Visitation rights or parenting time can be modified if there is a significant change in circumstances or if both parents agree to the change. However, any modifications should be approved by the court to ensure legality and adherence to the existing custody order.
What happens if the non-custodial parent fails to pay child support?
Failure to pay child support can have legal consequences. The custodial parent can seek enforcement through the court system, which may result in penalties such as wage garnishment, suspension of driver’s license, or other enforcement measures to ensure child support payments are made.
Can a non-custodial parent request a change in custody if their circumstances change?
Yes, a non-custodial parent can request a change in custody if there has been a significant change in circumstances that affects the child’s best interests. However, they would need to petition the court and demonstrate that the proposed change is in the child’s best interests.
Can a non-custodial parent move out of state with the child?
Relocating out of state with a child as a non-custodial parent typically requires court approval or consent from the custodial parent. The court will consider factors such as the impact on the child’s relationship with the other parent and the best interests of the child before granting permission to relocate.
Can a non-custodial parent have input in important decisions regarding the child’s upbringing?
Yes, non-custodial parents often have the right to be involved in major decisions such as education, healthcare, and religious matters.
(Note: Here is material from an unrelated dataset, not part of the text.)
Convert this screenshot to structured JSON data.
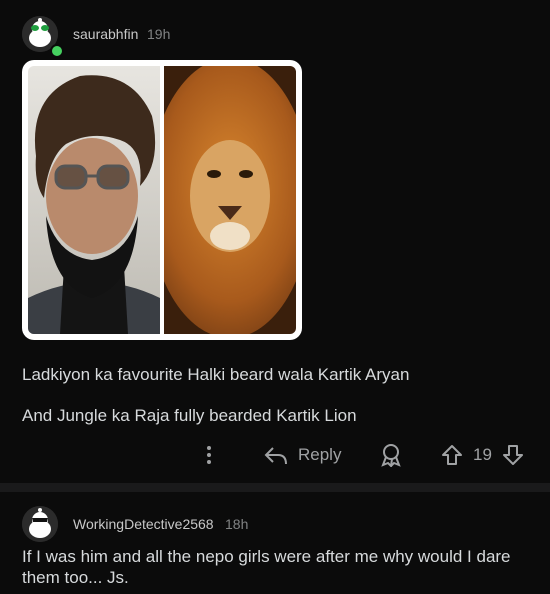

The extent of decision-making authority depends on the specific custody arrangement or court order, and the involvement may vary case by case.